• **AIM OF THE EXERCISE**: Search the data below for the line containing "Serialize everything readable", then please set down that line and all remaining ones exactly as written.

┏━━

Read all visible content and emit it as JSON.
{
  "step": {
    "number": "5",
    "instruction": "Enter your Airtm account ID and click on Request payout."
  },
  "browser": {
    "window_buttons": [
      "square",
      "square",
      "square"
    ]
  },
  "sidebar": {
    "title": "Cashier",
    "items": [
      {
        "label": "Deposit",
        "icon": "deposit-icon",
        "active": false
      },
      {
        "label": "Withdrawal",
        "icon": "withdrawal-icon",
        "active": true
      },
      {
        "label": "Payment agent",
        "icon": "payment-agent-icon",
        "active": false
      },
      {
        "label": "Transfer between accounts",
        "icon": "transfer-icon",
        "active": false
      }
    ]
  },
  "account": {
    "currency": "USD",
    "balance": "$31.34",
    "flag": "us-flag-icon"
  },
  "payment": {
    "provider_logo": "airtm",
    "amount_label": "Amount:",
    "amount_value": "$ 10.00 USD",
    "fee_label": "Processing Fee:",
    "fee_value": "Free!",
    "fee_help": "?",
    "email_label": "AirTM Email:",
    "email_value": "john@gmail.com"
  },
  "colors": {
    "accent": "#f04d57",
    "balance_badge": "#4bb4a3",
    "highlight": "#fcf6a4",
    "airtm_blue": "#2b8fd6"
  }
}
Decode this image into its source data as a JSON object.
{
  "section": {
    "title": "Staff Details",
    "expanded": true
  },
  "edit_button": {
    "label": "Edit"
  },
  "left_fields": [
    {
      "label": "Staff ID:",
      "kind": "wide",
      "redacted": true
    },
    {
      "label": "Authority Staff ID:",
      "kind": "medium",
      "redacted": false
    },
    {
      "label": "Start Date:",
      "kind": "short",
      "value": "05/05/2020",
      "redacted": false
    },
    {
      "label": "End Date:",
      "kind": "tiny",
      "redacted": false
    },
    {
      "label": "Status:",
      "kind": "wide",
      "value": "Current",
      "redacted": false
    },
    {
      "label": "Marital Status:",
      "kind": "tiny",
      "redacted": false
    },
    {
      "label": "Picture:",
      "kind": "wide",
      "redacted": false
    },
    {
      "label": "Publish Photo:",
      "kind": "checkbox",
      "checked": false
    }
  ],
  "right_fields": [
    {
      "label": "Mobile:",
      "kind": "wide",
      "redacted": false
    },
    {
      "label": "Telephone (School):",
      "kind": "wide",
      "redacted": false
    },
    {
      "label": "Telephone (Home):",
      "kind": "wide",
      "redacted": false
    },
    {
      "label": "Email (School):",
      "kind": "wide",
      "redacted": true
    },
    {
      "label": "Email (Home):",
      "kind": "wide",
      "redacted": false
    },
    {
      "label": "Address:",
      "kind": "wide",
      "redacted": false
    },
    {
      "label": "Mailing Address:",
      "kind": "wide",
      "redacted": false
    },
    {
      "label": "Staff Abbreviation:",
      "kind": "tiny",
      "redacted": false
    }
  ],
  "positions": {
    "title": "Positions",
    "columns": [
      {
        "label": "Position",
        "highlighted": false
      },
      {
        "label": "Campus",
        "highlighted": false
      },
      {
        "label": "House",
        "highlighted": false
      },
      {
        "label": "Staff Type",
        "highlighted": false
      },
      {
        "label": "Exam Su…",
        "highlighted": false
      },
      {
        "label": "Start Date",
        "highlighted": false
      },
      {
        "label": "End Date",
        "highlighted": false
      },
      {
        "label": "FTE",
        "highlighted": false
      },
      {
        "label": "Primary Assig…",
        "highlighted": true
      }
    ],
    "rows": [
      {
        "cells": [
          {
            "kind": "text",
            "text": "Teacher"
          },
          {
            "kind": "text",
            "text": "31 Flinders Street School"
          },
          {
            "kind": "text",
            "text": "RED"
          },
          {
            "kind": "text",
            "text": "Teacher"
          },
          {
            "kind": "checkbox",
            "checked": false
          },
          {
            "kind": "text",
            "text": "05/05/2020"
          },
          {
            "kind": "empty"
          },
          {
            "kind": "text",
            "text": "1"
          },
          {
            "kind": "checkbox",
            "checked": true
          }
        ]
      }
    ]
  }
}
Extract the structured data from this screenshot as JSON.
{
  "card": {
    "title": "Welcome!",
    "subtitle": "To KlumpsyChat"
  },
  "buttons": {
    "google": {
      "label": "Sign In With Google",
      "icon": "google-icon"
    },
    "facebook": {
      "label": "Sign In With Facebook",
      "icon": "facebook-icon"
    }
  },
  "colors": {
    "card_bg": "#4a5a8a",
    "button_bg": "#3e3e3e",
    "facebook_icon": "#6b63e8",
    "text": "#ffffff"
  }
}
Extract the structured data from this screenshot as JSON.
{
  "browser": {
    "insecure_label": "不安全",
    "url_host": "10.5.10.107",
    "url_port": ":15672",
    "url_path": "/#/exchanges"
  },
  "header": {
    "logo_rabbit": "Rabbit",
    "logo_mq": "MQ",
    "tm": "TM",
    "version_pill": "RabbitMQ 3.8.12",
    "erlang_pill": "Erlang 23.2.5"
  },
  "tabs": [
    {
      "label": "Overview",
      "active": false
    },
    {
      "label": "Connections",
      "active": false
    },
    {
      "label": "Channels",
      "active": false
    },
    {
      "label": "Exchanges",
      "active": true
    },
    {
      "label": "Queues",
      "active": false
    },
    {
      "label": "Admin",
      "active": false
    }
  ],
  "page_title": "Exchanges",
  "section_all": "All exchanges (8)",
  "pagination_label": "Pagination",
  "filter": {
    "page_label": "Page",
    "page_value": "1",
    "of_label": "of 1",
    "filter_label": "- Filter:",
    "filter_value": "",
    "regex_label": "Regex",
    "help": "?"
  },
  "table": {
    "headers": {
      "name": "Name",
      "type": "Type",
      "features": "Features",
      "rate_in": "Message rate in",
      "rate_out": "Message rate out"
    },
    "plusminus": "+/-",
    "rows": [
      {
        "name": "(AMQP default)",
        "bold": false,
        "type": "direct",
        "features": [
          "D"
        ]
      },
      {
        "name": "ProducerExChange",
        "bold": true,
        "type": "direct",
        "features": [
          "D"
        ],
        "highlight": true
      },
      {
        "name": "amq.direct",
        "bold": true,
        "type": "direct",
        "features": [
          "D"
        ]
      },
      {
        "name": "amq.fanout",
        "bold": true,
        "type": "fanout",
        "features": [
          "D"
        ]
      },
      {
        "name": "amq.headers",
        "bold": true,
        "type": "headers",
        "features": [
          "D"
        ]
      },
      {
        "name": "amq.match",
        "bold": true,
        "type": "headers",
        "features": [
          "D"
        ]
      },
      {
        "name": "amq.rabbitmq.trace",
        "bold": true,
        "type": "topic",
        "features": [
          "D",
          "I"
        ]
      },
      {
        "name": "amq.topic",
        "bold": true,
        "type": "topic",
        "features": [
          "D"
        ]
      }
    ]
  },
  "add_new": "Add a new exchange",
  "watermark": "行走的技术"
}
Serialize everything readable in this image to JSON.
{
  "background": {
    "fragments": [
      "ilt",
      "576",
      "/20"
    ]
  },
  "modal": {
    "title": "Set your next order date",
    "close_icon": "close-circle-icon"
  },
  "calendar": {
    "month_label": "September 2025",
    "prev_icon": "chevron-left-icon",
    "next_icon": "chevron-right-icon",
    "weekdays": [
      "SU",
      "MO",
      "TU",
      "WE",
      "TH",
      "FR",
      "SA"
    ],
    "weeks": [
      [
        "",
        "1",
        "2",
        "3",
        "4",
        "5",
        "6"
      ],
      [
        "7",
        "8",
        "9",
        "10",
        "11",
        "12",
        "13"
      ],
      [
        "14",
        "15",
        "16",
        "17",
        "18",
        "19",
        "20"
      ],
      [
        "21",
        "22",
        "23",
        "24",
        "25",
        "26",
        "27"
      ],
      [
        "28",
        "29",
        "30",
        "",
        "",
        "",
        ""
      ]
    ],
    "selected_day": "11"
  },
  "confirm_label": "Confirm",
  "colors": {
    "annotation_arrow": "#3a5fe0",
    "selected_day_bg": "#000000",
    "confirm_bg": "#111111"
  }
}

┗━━

• **OUTPUT FOR THIS EXERCISE**:
Serialize everything readable in this image to JSON.
{
  "background": {
    "fragments": [
      "ilt",
      "576",
      "/20"
    ]
  },
  "modal": {
    "title": "Set your next order date",
    "close_icon": "close-circle-icon"
  },
  "calendar": {
    "month_label": "September 2025",
    "prev_icon": "chevron-left-icon",
    "next_icon": "chevron-right-icon",
    "weekdays": [
      "SU",
      "MO",
      "TU",
      "WE",
      "TH",
      "FR",
      "SA"
    ],
    "weeks": [
      [
        "",
        "1",
        "2",
        "3",
        "4",
        "5",
        "6"
      ],
      [
        "7",
        "8",
        "9",
        "10",
        "11",
        "12",
        "13"
      ],
      [
        "14",
        "15",
        "16",
        "17",
        "18",
        "19",
        "20"
      ],
      [
        "21",
        "22",
        "23",
        "24",
        "25",
        "26",
        "27"
      ],
      [
        "28",
        "29",
        "30",
        "",
        "",
        "",
        ""
      ]
    ],
    "selected_day": "11"
  },
  "confirm_label": "Confirm",
  "colors": {
    "annotation_arrow": "#3a5fe0",
    "selected_day_bg": "#000000",
    "confirm_bg": "#111111"
  }
}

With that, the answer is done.